These values are almost universal in the charity sector; it’s like stating that you are "altruistic". You may know a few organisations that lack these qualities in your area but chances are they will claim they have them anyway.
The bare minimum to aim for when choosing and expressing your values is to not waste your audience’s time by simply telling them what type of organisation they can expect to find in the charity sector. What’s more, it can arouse suspicion, “Why do you feel the need to say you’re honest?!”
Distinguish values from behaviours
Almost 35% of the charities looked at showed evidence of confusing "values" and "behaviours". The simple rule is this: Don’t tell me you’re funny, make me laugh! In other words, demonstrate you are professional, inclusive, transparent, etc. and use your values statement for something really engaging and differentiating.
This is understandable, as values, which are external communications tools, and behaviours, which are internal management tools, have a similar sounding, positive, meaning-laden vocabulary. Using "respect" (28%) and "effective" (16%) are examples of this.
Crucial opportunity lost
However, the key difference is that behaviours are "the standards you operate to" and values are "the principles behind your actions". When these two get confused a crucial opportunity to engage and connect is lost. In the worst examples one found values statements that read like the internal strategy documents they were probably copied and pasted from!

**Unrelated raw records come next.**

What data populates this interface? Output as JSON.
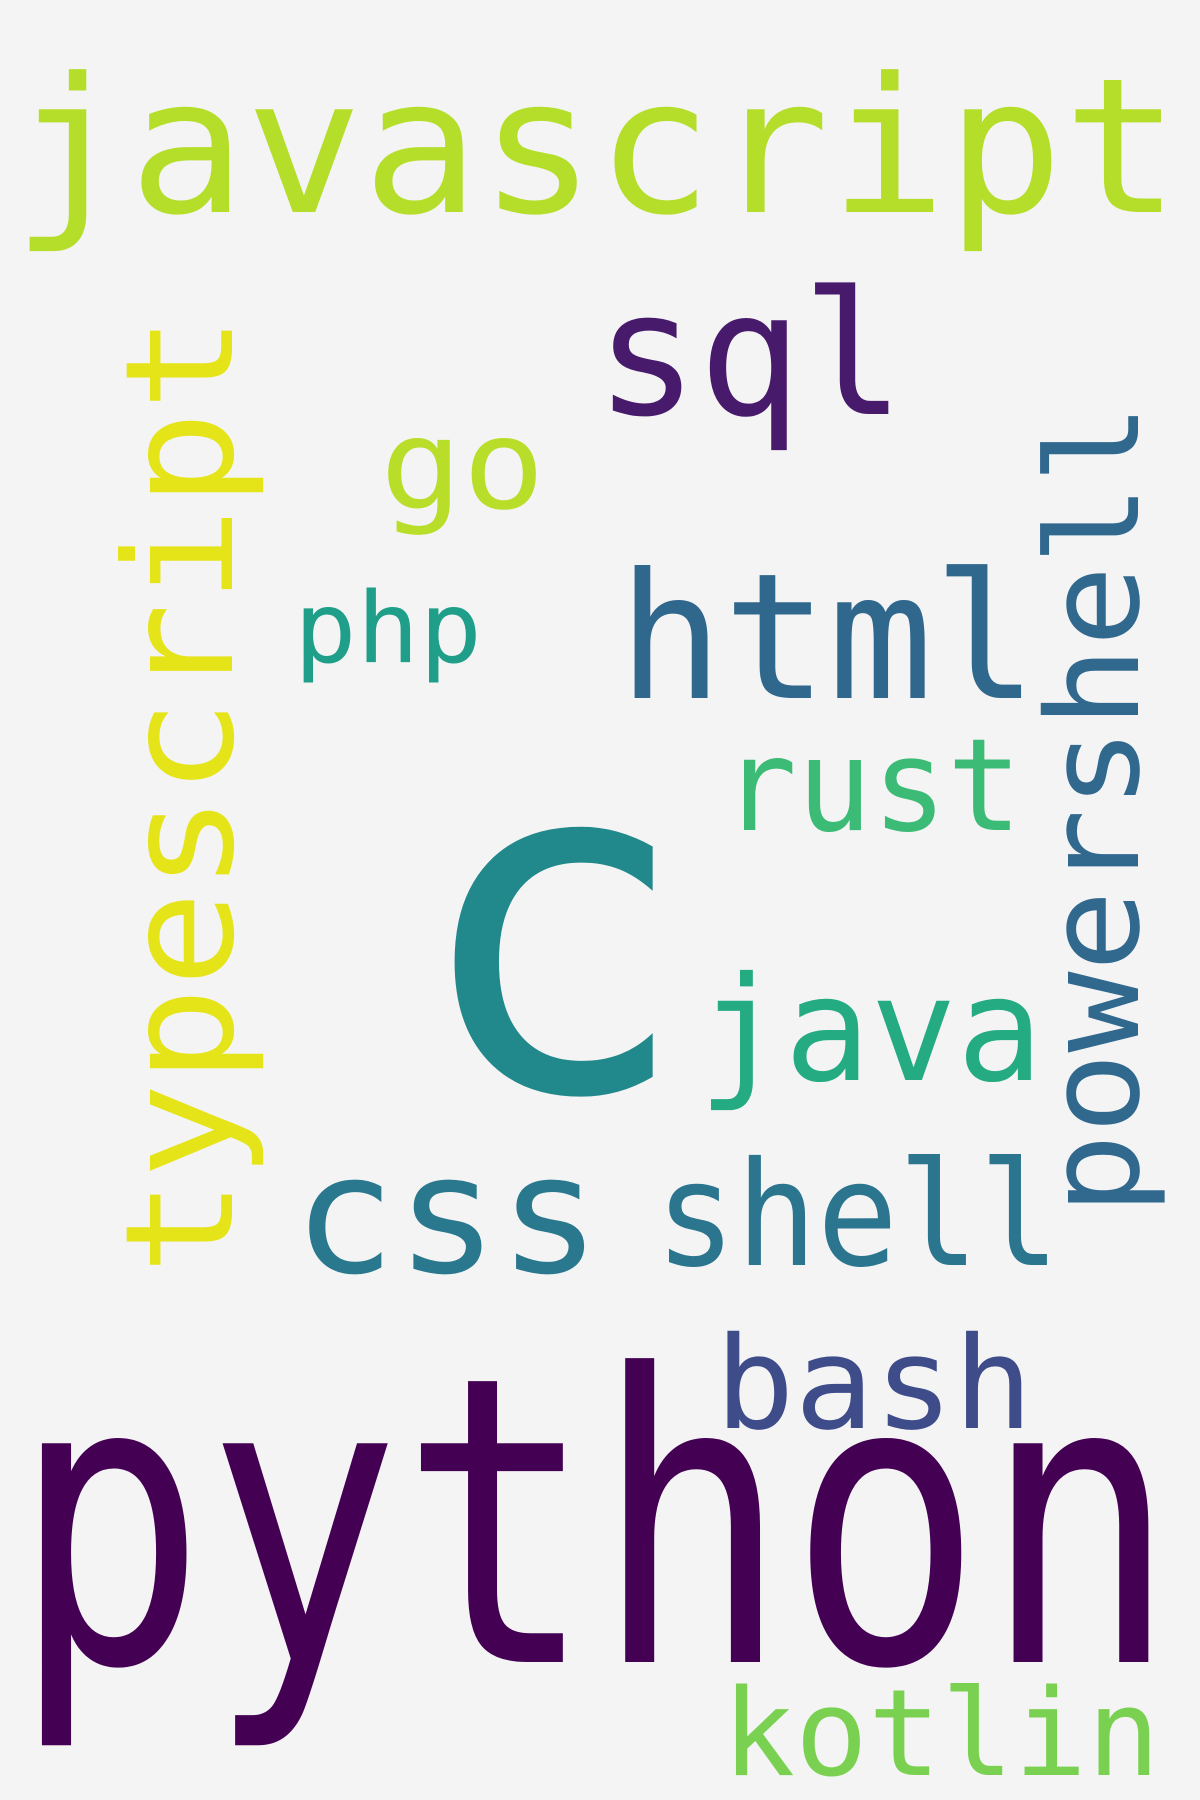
{
  "background": "#f4f4f4",
  "colormap": "viridis",
  "words": [
    {
      "key": "python",
      "text": "python",
      "color": "#440154"
    },
    {
      "key": "c",
      "text": "c",
      "color": "#21888c"
    },
    {
      "key": "javascript",
      "text": "javascript",
      "color": "#b5de2b"
    },
    {
      "key": "typescript",
      "text": "typescript",
      "color": "#e5e419"
    },
    {
      "key": "html",
      "text": "html",
      "color": "#30678d"
    },
    {
      "key": "powershell",
      "text": "powershell",
      "color": "#31688e"
    },
    {
      "key": "sql",
      "text": "sql",
      "color": "#481a6c"
    },
    {
      "key": "css",
      "text": "css",
      "color": "#2a788e"
    },
    {
      "key": "shell",
      "text": "shell",
      "color": "#2b758e"
    },
    {
      "key": "java",
      "text": "java",
      "color": "#25ab82"
    },
    {
      "key": "go",
      "text": "go",
      "color": "#b8de29"
    },
    {
      "key": "rust",
      "text": "rust",
      "color": "#3bbb75"
    },
    {
      "key": "bash",
      "text": "bash",
      "color": "#3e4c8a"
    },
    {
      "key": "php",
      "text": "php",
      "color": "#1f9e89"
    },
    {
      "key": "kotlin",
      "text": "kotlin",
      "color": "#7ad151"
    }
  ]
}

Your values should be about why you do what you do. They’re an opportunity to connect by saying what drives you, what you believe and what are you not prepared to tolerate. They are not an occasion to talk about your equal opportunities policy or customer focus.
In addition to those relying on generic table stakes and standard internal behaviours, 28% of the charities looked at didn’t explicitly talk about their values at all. Now, if their values shine through strong copy and engaging branding then that’s one thing, but if it is a deliberate attempt not to alienate or offend then it is a serious misjudgment.
All charities are expected to have core beliefs and want to see a change in the world. Over a third of the charities researched cited "equality" as one of their key values, therefore they should really be upsetting someone somewhere because if not, they aren’t fighting the vested interests that perpetuate inequality.
So what to do? If playing it safe will leave you drowned out, indistinct and unengaging does that mean you have to be "dangerous"? No, not dangerous and certainly not reckless but bold, ambitious, leading and real.
Standing for something
Draw your values out from the organisation and tell them well. Tell people who you are and why it matters that you exist. If you don’t take a stand for something, you may as well not stand for anything. By trying to please everyone and playing it safe, you could risk not getting through to anyone.
Get past the obvious
Remember, in a crowded market, people will listen to you and give you time and money when they care about your cause and share the values that drive your approach.
Don’t waste the opportunity to use value statements to say something really engaging and differentiating.
When emotional engagement is the goal, lead with the "why" rather than the "what" or "how".
Driving your approach
Talk with people who care and tell them how your values drive your approach.
The solution is not to make something up; if you can’t find anything genuine then be prepared to fundamentally change who you are.
The objective is to identify the truth of what you stand for, and then tell it well.
Your values are about why you do what you do. Values are about the principles that drive you.
Stand for something, cause a reaction, get past the obvious and taken for granted, remember who you represent and find something genuine. Then people will rally to your cause, give you the funds you need and make you the change-maker you were conceived to be.